All the Zombies’ studio material (including RIP), along with a ton of outtakes and BBC sessions, was released on the 1997 box set Zombie Heaven. The strength and weakness of this set are the same – it’s compiled by someone who can say things like “While most collections of demos and ‘works in progress’ can be testing for the listener, in the case of the Zombies that maxim does not apply, for they could literally do no wrong.”
In other words, it’s a four-CD box set that should really be a three-CD box, and would be better for it, but it does contain everything, so if you see it going cheap it should be the one you go for. It is definitely worth owning – many of the outtakes and sessions on it are well worth listening to – but a bit overlong.

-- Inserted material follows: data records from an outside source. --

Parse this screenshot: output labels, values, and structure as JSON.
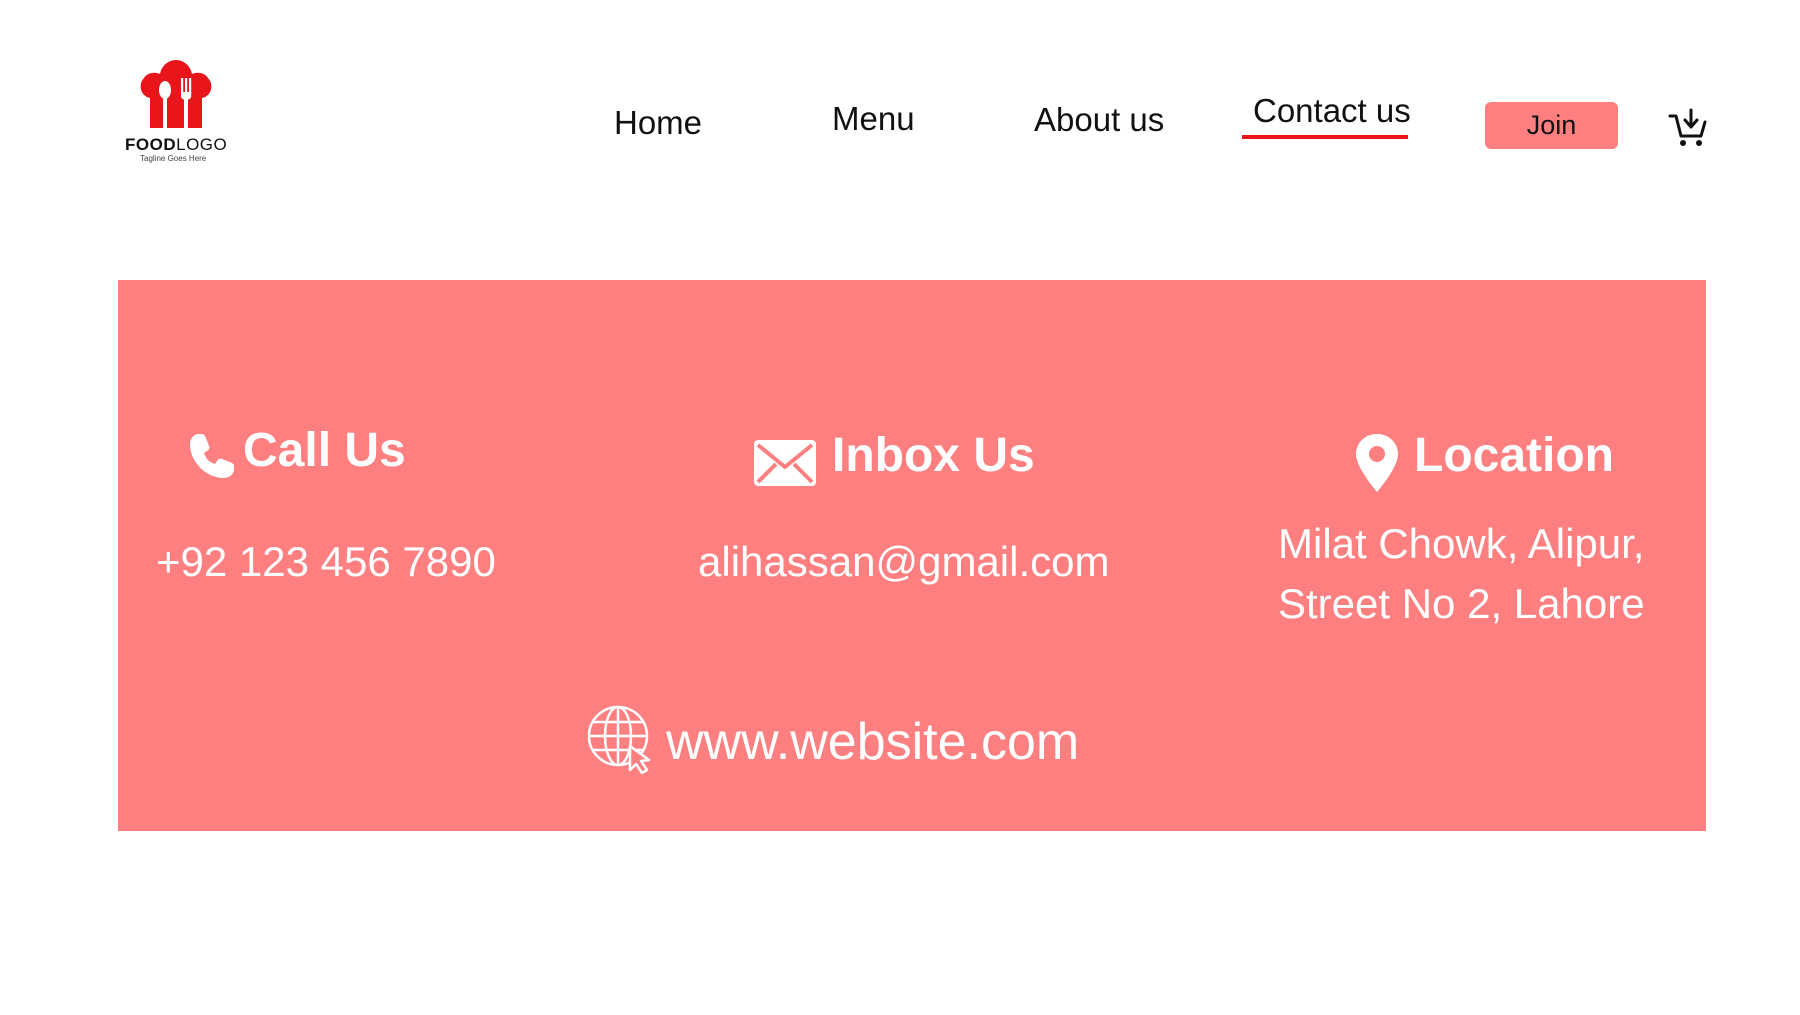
{
  "header": {
    "logo": {
      "brand_bold": "FOOD",
      "brand_light": "LOGO",
      "tagline": "Tagline Goes Here",
      "color": "#e8151b"
    },
    "nav": {
      "home": "Home",
      "menu": "Menu",
      "about": "About us",
      "contact": "Contact us",
      "active": "contact",
      "active_color": "#e8151b"
    },
    "join_label": "Join",
    "cart_icon": "cart-add-icon"
  },
  "contact": {
    "panel_color": "#fe7f80",
    "call": {
      "heading": "Call Us",
      "value": "+92 123 456 7890",
      "icon": "phone-icon"
    },
    "inbox": {
      "heading": "Inbox Us",
      "value": "alihassan@gmail.com",
      "icon": "mail-icon"
    },
    "location": {
      "heading": "Location",
      "line1": "Milat Chowk, Alipur,",
      "line2": "Street No 2, Lahore",
      "icon": "map-pin-icon"
    },
    "website": {
      "value": "www.website.com",
      "icon": "globe-icon"
    }
  }
}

Paradoxically, however, given those comments, I would urge anyone who likes O&O to get Into The Afterlife, a compilation mostly consisting on immediate post-Zombies work by Argent, White and Blunstone. Containing Blunstone’s solo singles as Neil Macarthur (including his remake of She’s Not There, some of the RIP tracks with just the vocals and string overdubs, and some songwriting demos by Argent and White for what was to become Argent, one would imagine it would be awful. In fact it’s the second-best ‘Zombies’ album.
After the split, Blunstone, White and Argent continued working together on Blunstone’s early solo albums – White and Argent producing and contributing songs (though Blunstone grew a lot as a songwriter himself), and Argent (the band) acting as backing musicians. The first of these solo albums, One Year, is one of the all-time great albums – even Holly, my wife, who’s not a Zombies fan, enjoys Blunstone’s early solo work. For most of the album, the only backing is a string quintet, and the arrangements are some of the best I’ve ever heard on a rock/pop album – more Bartok than anything else, and working in conversation with the vocals rather than just backing. Particularly extraordinary is the cover of Tim Hardin’s Misty Roses, with an extended break just for the strings, and the cover of Denny Laine’s Say You Don’t Mind was a big hit, but the whole thing is essential – in a just world it should be rated as highly as Pet Sounds or Astral Weeks
Blunstone’s second solo album, Ennismore was also produced by Argent and White, and while it’s a more conventional-sounding album, it’s still extraordinarily good, containing the minor hit Andorra, the wonderful Russ Ballard song I Don’t Believe In Miracles and Blunstone’s own How Wrong Can One Man Be? (VERY obviously influenced by Tim Hardin, but no worse for that). On CD, it’s paired with Blunstone’s third album, Journey, which was produced by White alone. While decent, this is nowhere near up to the standard of the first two.
Pretty much nothing the Zombies have done together or apart since Ennismore has been worth bothering with (though I’ve bothered with quite a bit of it), but it’s worth getting the live Odessey And Oracle (Revisited) DVD, the soundtrack of which those of you on Spotify can hear here.
Spotify doesn’t have any of the Zombies’ studio recordings, although it does have some Blunstone solo stuff (and Blunstone/Argent reunion Zombies stuff) mislabelled as the Zombies. It doesn’t have the first two albums, but there are a couple of Blunstone best-ofs (like this one ) which are made up almost entirely of tracks from the first three albums and should give you an idea of their quality.